– Pushkin, A. S.(2021). “The Bronze Horseman: A St Petersburg Story”. Retrieved from    The original text (1833).

First quote: “Na beregu pustynnykh voln / Stoyal on, dum velikikh poln, / I vdal’ glyadel. Pred nim shiroko Rekaneslasya; (…) I dumal on: / Otsel’ grozit’ my budem shvedu, / Zdes’ budet gorod zalozhen / Na zlo nadmennomu sosedu.  Prirodoy zdes’ nam suzhdeno / Yevropu prorubit’ okno, / Nogoyu tverdoy stat’ pri more. / Syuda po novym im volnam / Vse flagi v gosti budut k nam, / I zapiruyem na  prostore”.

 Second quote: “No bednyy, bednyy moy Yevgeniy… / Uvy! yego smyaténnyy um (….)./  Bezhit i slyshit za soboy / — Kak budto groma grokhotan’ye — Tyazholo-zvonkoye skakan’ye / Po potryasonnoy mostovoy. / I, ozaron lunoyu blednoy, Prostorshi ruku v vyshine, / Za nim nesotsya Vsadnik Mednyy / Na zvonko- Skachus chem kone; / I vo vsyu noch’ bezumets bednyy, / Kuda stopy ni obrashchal,  Za nim povsyudu Vsadnik Mednyy / S tyazholym topo tom skakal (…)”.  Alexandr S.  Pushkin, Mednyy › text; › … › Александр Пушкин — стихи.

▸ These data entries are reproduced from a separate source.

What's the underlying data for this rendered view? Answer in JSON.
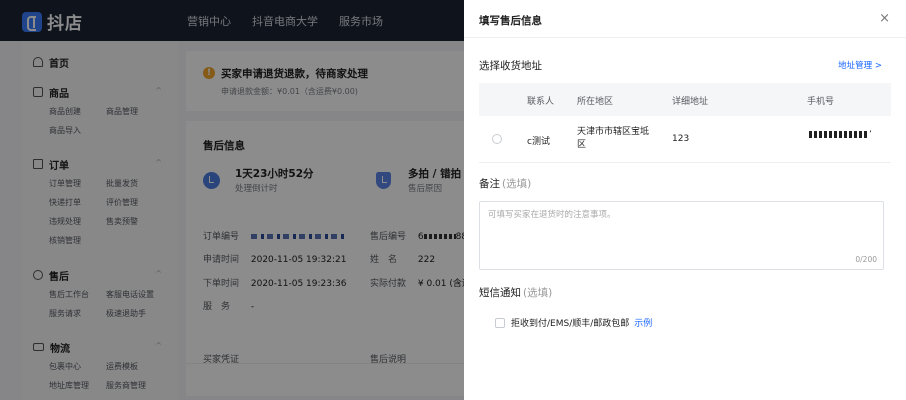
{
  "topbar": {
    "brand": "抖店",
    "nav": [
      "营销中心",
      "抖音电商大学",
      "服务市场"
    ]
  },
  "sidebar": {
    "home": "首页",
    "groups": [
      {
        "title": "商品",
        "items": [
          "商品创建",
          "商品管理",
          "商品导入"
        ]
      },
      {
        "title": "订单",
        "items": [
          "订单管理",
          "批量发货",
          "快递打单",
          "评价管理",
          "违规处理",
          "售卖预警",
          "核销管理"
        ]
      },
      {
        "title": "售后",
        "items": [
          "售后工作台",
          "客服电话设置",
          "服务请求",
          "极速退助手"
        ]
      },
      {
        "title": "物流",
        "items": [
          "包裹中心",
          "运费模板",
          "地址库管理",
          "服务商管理"
        ]
      }
    ]
  },
  "notice": {
    "icon": "!",
    "title": "买家申请退货退款，待商家处理",
    "refund_label": "申请退款金额：",
    "refund_value": "¥0.01（含运费¥0.00)"
  },
  "aftersale": {
    "title": "售后信息",
    "countdown": {
      "value": "1天23小时52分",
      "label": "处理倒计时"
    },
    "reason": {
      "value": "多拍 / 错拍 /",
      "label": "售后原因"
    },
    "fields": {
      "order_no_label": "订单编号",
      "apply_time_label": "申请时间",
      "apply_time": "2020-11-05 19:32:21",
      "order_time_label": "下单时间",
      "order_time": "2020-11-05 19:23:36",
      "service_label": "服　务",
      "service": "-",
      "aftersale_no_label": "售后编号",
      "aftersale_no_prefix": "6",
      "aftersale_no_suffix": "88",
      "name_label": "姓　名",
      "name": "222",
      "refund_label": "实际付款",
      "refund": "¥ 0.01 (含运"
    },
    "buyer_proof": "买家凭证",
    "aftersale_note": "售后说明"
  },
  "drawer": {
    "title": "填写售后信息",
    "close": "×",
    "address_section": "选择收货地址",
    "address_link": "地址管理 >",
    "table_headers": [
      "联系人",
      "所在地区",
      "详细地址",
      "手机号"
    ],
    "addresses": [
      {
        "contact": "c测试",
        "region": "天津市市辖区宝坻区",
        "detail": "123",
        "phone_suffix": "’"
      }
    ],
    "remark_label": "备注",
    "remark_optional": "(选填)",
    "remark_placeholder": "可填写买家在退货时的注意事项。",
    "remark_counter": "0/200",
    "sms_label": "短信通知",
    "sms_optional": "(选填)",
    "sms_option": "拒收到付/EMS/顺丰/邮政包邮",
    "sms_example": "示例"
  }
}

– Putin, V. (2021). Ob istoricheskom yedinstve russkikh i ukraitsev (About the historical unity of Russians and Ukrainians ), July 12. › events › president › news

Radio Free Europe. Radio Liberty (September 5, 2022). Court Deals Blow To Russian Press By Revoking Novaya Gazeta Print License, › russian-court-print-license-independent-newspaper-novaya...

– Valev, B. E. (1964). Problemele dezvoltării economice a raioanelor dunărene din România,  Bulgaria și U.R.S.S (The problems of the economic development of the Danube districts in Romania, Bulgaria and the U.S.S.R) published as an Appendix to the paper, Probleme ale relațiilor economice dintre țările socialiste (Problems of economic relations between socialist countries) in Viața economică (Economic Life), Year II, no. 24 (43) of June 12, 1964, pp. 47-59.

– Yavlinsky, G. in dialogue with Sokolov, M. (2016). “V lyuboy rossiyskoy sisteme – lozh’ i vor ovstvo !”  (“In any Russian system – lying and stealing !”). Radio Svoboda, August, 22.